Osteoblastoma | Radiology KeyTumors and Tumorous Conditions of the HandThe Radiology Assistant : Bone tumor P-Z

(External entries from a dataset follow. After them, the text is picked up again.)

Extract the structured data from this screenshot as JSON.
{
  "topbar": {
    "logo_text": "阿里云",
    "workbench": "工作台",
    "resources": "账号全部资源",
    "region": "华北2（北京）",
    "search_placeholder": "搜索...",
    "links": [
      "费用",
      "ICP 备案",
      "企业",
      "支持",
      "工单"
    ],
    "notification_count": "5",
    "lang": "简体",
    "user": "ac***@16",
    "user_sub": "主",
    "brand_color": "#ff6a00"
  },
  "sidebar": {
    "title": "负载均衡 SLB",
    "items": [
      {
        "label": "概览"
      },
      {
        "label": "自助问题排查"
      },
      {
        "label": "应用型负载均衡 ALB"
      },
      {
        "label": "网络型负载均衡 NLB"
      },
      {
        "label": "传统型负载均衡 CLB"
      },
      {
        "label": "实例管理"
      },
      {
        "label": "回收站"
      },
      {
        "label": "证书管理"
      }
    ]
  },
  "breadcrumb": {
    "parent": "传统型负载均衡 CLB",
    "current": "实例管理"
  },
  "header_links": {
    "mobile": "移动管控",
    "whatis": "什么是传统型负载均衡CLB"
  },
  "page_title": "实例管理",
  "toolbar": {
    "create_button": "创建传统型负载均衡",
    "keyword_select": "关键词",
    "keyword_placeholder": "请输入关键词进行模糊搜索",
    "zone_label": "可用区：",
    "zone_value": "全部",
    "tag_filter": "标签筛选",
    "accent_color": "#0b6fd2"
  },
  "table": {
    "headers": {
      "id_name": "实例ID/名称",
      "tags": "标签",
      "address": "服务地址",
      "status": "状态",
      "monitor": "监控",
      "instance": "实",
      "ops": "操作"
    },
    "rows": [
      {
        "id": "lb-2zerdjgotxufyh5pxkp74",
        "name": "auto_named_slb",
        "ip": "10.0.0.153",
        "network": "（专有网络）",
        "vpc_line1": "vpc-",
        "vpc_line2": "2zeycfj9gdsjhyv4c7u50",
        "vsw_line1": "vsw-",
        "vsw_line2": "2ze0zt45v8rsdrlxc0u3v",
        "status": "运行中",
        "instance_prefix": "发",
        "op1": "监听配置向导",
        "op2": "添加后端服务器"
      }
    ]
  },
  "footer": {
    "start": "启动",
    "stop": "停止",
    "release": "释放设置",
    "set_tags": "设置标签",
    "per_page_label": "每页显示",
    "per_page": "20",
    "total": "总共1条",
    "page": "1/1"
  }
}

Abstract BACKGROUND An asymptomatic rib lesion was discovered by means of a bone scan obtained during the clinical evaluation of an adult man with biopsy proven prostate adenocarcinoma. Clinically. Introduction . Osteoid osteoma is a benign bone-forming tumor with young male predilection. It occurs predominantly in the long bones. In the hand, osteoid osteoma is more commonly located in the phalanges and carpal bones. The metacarpals are the least common site for osteoid osteoma. Pain is the most common symptom. It usually increases at night and responds to nonsteroidal anti-inflammatory. Figure 1 shows a typical forehead osteoma and the lower image shows a CT scan of the osteoma. The treatment can frequently be performed with endoscopic technique through a button hole incision. It can be performed with local anesthesia, but due to the instrumentation required to remove the lump and smooth the bone, IV sedation is preferable Osteoid osteoma, a primary benign bone lesion, was first defined by Jaffe in 1935 [].It pathologically features a highly vascularized nidus of connective tissue surrounded by sclerotic bone [2, 3].The nidus measures about 10 mm in diameter, and the size is the main distinguishing feature between it and osteoblastoma [].Osteoid osteoma constitutes about 10% of all primary benign bone tumors and. localization of osteoma influences the histopatholog-ical architecture: in osteomas of suture origin, the fi-brovascular component is significantly reduced17. A case of giant osteoid osteoma of ethmoid sinus, treated by functional endoscopic sinus surgery (FESS), using a 30 degrees, 2.5 mm endoscope, in